The Affective Guide
The Affective Guide is a guide with personality and beliefs, to provide guidance and engaging interaction during a tour visit. It addresses the frustration that usually occurs in the interaction with an emotionless computerised system that does not react sensitively to userís feelings. A prototype version of the Affective Guide has been developed. The `Los Alamos' site of the Manhattan Project was chosen as the narrative domain, where the buildings are mapped onto Heriot-Watt Edinburgh campus buildings. All stories are therefore related to the `Making of the atomic bomb'. The Manhattan Project was chosen because it contained many characters with different personalities and ideologies that can be used as Affective Guides.
The System Architecture
The Affective Guide is implemented on a PDA, taking advantage of the expanding mobile technologies such as Wi-Fi wireless hotspots and bluetooth access points. Multiple modalities are used to complement each other and focus the userís attention on the information presentation. Userís position is determined by a Global Positioning System while userís orientation is calculated based on previous and current location information. User inputs through the graphical user interface (GUI) and receives output by means of text, speech and a 2D animated talking head.
Prior to a tour, there is an ice-breaking session where the guide extracts information about the userís name and interests. It chooses attractions that match the userís interests and plans a route to the destinations in such a way that it is the shortest route possible. It then navigates the user to the chosen locations by giving directional instructions as well as presenting the user with an animated directional arrow. The guide will notify the user upon arrival at a destination and start the storytelling process. Since tourist information is location-dependent by nature, the system links electronic data to actual physical locations, thereby augmenting the real world with an additional layer of virtual information. A server performs the processing and holds the guideís memories, both long-term and current, and sends the results of processing to the PDA on demand.

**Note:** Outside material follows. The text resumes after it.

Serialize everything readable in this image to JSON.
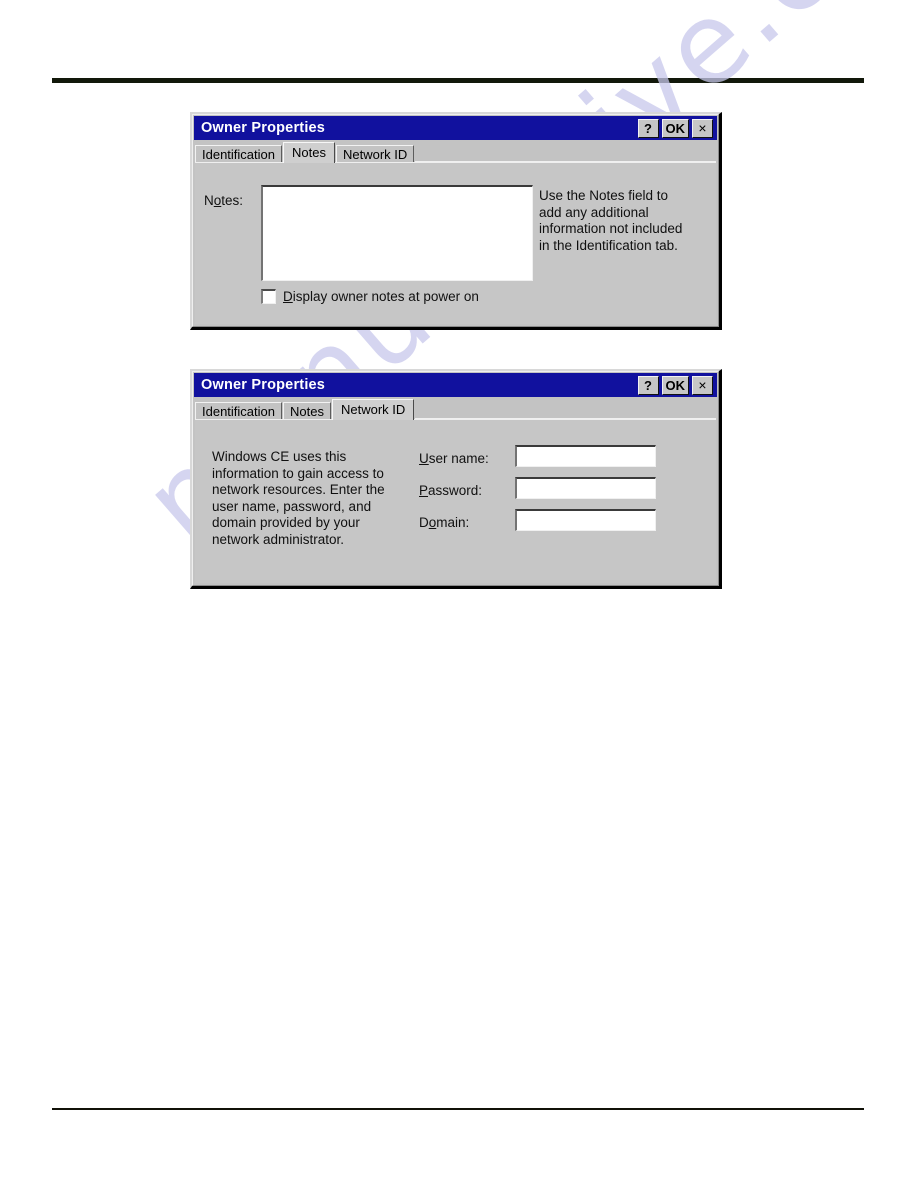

A ĎHead upí approach is adopted as stories are presented using speech allowing the user to have full
appreciation of the attraction visited. The text is also displayed on
the screen allowing the user to read any information missed in the
speech. The user is given the flexibility to
stop the speech if they are not interested in the currently presented
story. User can also ask the guide to pause, resume or repeat the
current story. Furthermore, acknowledgement and notification using
both speech and message boxes are provided periodically to reduce long
idle states and as an assurance to the user that the system is operating
as intended. If the user is attracted to a site which is not in the
pre-planned route, they can activate the storytelling process manually.
If information is available, the guide will start the narration process.
The core element of this research is the emotional architecture of the guide, The Emergent Emotion Model which is biologically inspired, based on the 'PSI' model. Our interest lies in modelling the conditions for the emergence of emotions and not programming emotions. The model regulates the guide's emotions, behaviour and beliefs, allowing the guide to adapt flexibly to the interaction environment. The emotions of the Affective Guide are not explicitly defined but emerge from modulation of information processing such as perception, intention selection, planning and memory access. The emerging emotions avoid rigidness in behaviour and provide more colour to the resulting emotions, expressed through a 2D character. By adapting its behaviour, the guide's emotional responses mirror those of biological systems, consistent with what a human might expect, hence should seem plausible to a human.
Furthermore, this research moves away from the concept of a guide that recites facts about places or events towards a guide that utilises improvisational story-telling techniques. At every step, the Affective Guide decides what to tell dynamically. The guide takes the user's responses plus its own beliefs, interests and its current memory activation into consideration during narrative construction. It does not only tells stories based on its own experiences and point of view, but attempts to evoke empathy in the user. It attempts to persuade the user to think in the way it thinks, that is, to put the user in its own shoes. By seeing things from the guideís perspective coupled with his/her own knowledge and understanding, a user will be able to analyse, enquire, reflect, evaluate and use the source of information critically to reach and support conclusions. More detail about the Intelligent Storytelling System.
A video of the Affective Guide in action can be found here.